The reading was amazing! Their poems are very powerful and not infrequently heart-breaking. It was especially interesting to me to hear Heather read a couple of poems that I had heard her read previously, as time and a new audience can cause modulation in the presentation. I also got to observe how they structured a longer reading session. I am more used to attending open mic, where each poet reads just two or three poems, so I appreciated how they each chose among their poems to vary the mood and pacing.

The biggest surprise was when Sarah told us that she had just returned from a residency program with Tupelo Press at MASS MoCA. As my poet-friends know, I was blessed beyond belief to attend the first residency collaboration between Tupelo and the museum in November, 2015, which led to the formation of my beloved Boiler House Poets. You can view the video reading from that residency and the collaborative videopoem from our first reunion residency. We also have a book which sprang from an exercise we did with Jeffrey Levine during our first residency. Plans are already in place for our second reunion residency this fall. (There are numerous blog posts on the residencies. You can search the MASS MoCA tag or in the archives for November 2015 and September/October 2016.)

After the reading, we joined Sarah, Heather and her husband for lunch. It was nice to talk about poetry, education, and family over delicious Asian cuisine.

Later in the afternoon, we attended a panel discussion about publishing a first book after forty. We had another nice surprise when two more Grapevine poets appeared in the audience. It was interesting to hear about people’s journeys to publishing a book at 40+; as a poet who didn’t start writing until reaching my fifties, if I ever publish a book, I will fall into that category. I admit, though, that I was feeling insecure because it seemed that everyone on the panel and a good number of people who asked questions in the audience were English teachers and/or MFAs. Given that I am neither of those things nor someone who studied English and creative writing in college, I was wondering if there is still a path for me. Fortunately, on the drive home, my friend was able to offer some perspective for me. So my hope for my book is still alive, even though it will likely take longer to complete and submit than I had hoped.

Life does give poets something to say, but its demands can slow the writing process down.

Making Art in the Age of Trump

This resonates with me. Thank you, Nancy, for your writing and your witness as we make our way in these troubled and troubling times.

Source: Making Art in the Age of Trump

early morning jot

I got an early start on jotting today.

I had tried to follow the advice from medical professionals and magazines to get to sleep relatively quickly, but no.

I did, however, have a poem coalescing in my head, so I got up to write the draft down before I lost it.

Midnight found me just finishing the draft.

Of course, I can’t share the draft.
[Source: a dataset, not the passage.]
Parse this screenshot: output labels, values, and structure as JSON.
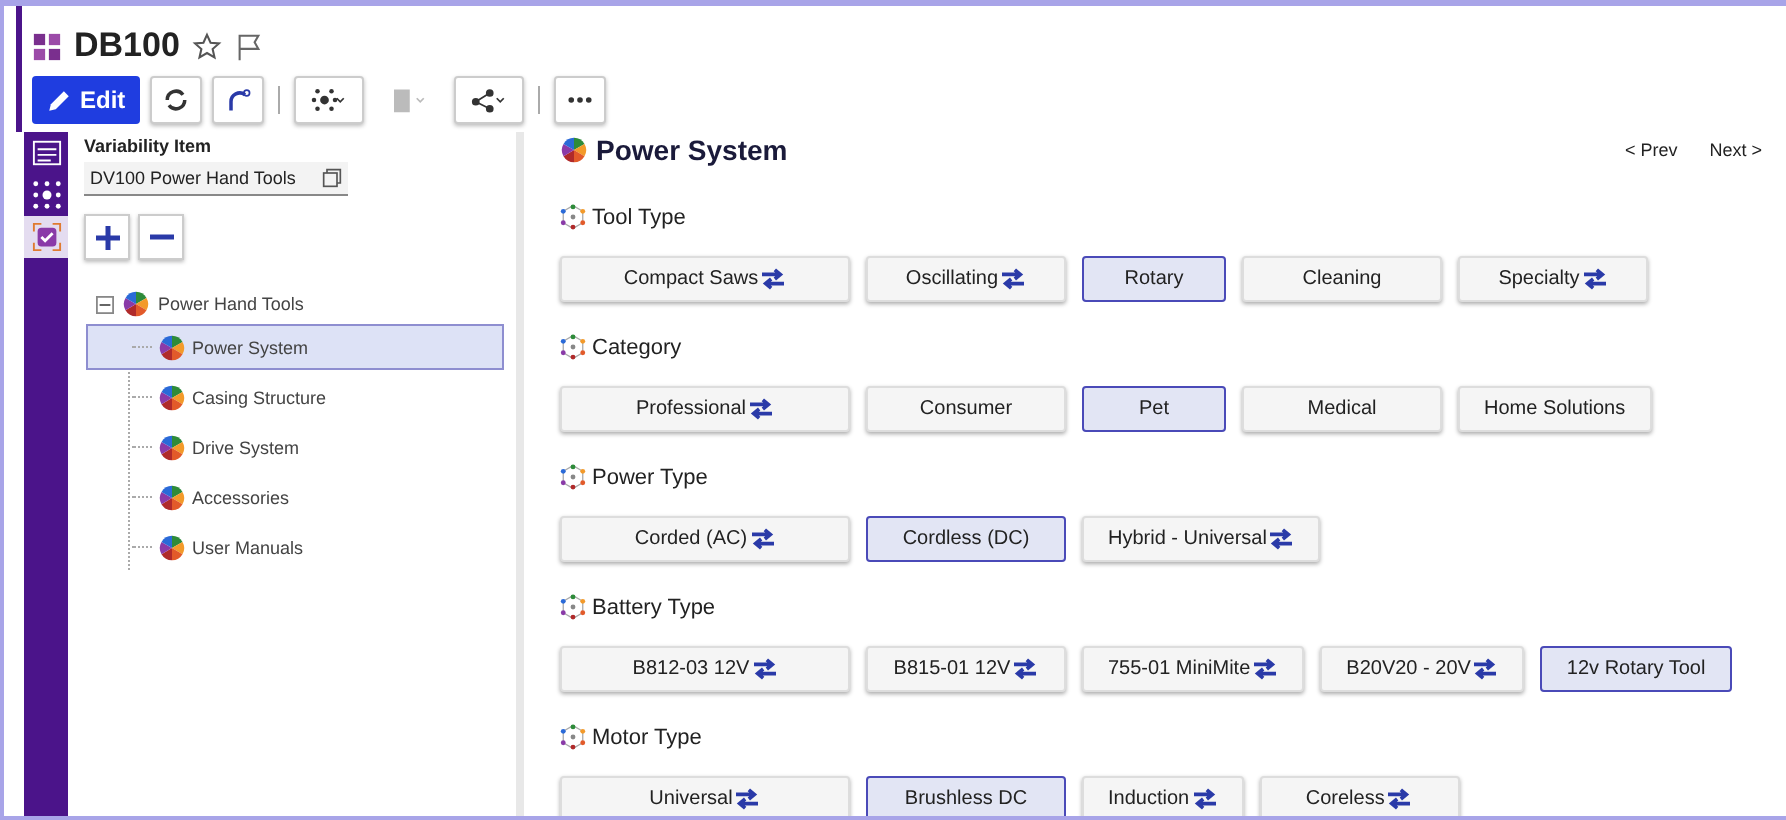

It needs work and it is one that is meant to make its way into my manuscript, so I want to be careful about how and where it is published. Most publishers count blog posts, even in a wee, little blog like Top of JC’s Mind,  as prior publication and they won’t publish anything that has already been made public.

It isn’t too late to join Just Jot It January! Any jot will do and there is a prompt for each day if that is what helps you to get a post out. You don’t have to post every day, either. Just link to the post on Linda’s blog for that day to increase your blogging community and find new blogs to read. Enjoy!

jjj-2017This jot brought to you by Linda’s Just Jot It January. Join us! Find out how here:  https://lindaghill.com/2017/01/08/jusjojan-daily-prompt-jan-8th17/